This agreement has the strongest labor standards of any trade agreement in history, including setting fair hours, prohibiting child labor, prohibiting forced labor. It includes the highest environmental standards in history, and prevents overfishing, and makes sure that wildlife trafficking isn’t decimating wildlife that are a world treasure.
And so unlike past agreements, these standards -- high standards around labor and environment -- are actually enforceable. If countries aren’t abiding by them, then they don’t get the benefits of selling to the United States under the terms of this agreement. And, under this agreement, we, rather than countries like China, are writing the rules for the global economy.
So I’ve said repeatedly that I would only sign an agreement and present an agreement to Congress if I could be absolutely certain that it was good for American workers and good for American businesses, good for American farmers and good for American ranchers, and good for American manufacturers. We have met that standard in this agreement.
So this week marks an important step forward, but there’s going to be a long, healthy process of discussion and consultation and debate before this ever comes to an actual vote. And we committed properly that we would post this agreement, every crossed t and dotted i, on a website so that everybody is going to be able to look at it. We are going to be talking not just to members of Congress, but the American public and various constituencies, and governors, and mayors who are represented here about why this is good for their communities.
And so we’re going to have months before this actually comes up for a vote. People are going to have plenty of time to go over it. I suspect that there will be some misinformation that is propagated around this, as there usually is in these debates. But I’m also confident that the case to be made for why this is good for America is sufficiently strong; that ultimately we’re going to get this done, and it will be an enormous achievement for us to be able to make sure that 40 percent of the world’s economy is operating under rules that don’t hurt us, but instead help make sure that American workers and American businesses are getting a fair shot, and that made in America, those products and services can be sold in places where there’s going to be significant demand.
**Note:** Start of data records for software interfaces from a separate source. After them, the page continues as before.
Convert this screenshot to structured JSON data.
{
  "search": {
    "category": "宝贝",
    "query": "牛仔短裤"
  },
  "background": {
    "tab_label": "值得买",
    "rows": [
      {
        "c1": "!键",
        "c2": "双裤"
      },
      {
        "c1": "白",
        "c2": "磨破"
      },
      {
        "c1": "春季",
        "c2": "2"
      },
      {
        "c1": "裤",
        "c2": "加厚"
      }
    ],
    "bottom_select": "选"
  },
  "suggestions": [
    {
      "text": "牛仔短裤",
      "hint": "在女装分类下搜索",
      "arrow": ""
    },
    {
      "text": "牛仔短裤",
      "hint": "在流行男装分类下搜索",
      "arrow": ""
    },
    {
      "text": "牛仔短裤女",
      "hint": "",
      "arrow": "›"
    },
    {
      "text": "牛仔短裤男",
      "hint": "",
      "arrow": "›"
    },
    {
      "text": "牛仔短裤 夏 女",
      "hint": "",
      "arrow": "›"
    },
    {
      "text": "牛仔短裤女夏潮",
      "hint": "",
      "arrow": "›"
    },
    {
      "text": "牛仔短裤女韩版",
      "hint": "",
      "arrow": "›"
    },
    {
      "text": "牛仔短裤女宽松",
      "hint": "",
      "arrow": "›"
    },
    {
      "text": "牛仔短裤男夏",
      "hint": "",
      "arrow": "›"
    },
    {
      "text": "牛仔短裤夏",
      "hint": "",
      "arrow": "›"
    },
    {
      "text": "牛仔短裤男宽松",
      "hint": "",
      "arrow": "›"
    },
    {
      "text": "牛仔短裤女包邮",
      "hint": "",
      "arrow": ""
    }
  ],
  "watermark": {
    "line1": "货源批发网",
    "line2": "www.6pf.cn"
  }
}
So I want to thank everybody around this table. This is a diverse constituency. A lot of different groups are represented here. We want to thank all of them for their work in getting us to this point, and now helping us get across the finish line.
Thank you very much, everybody.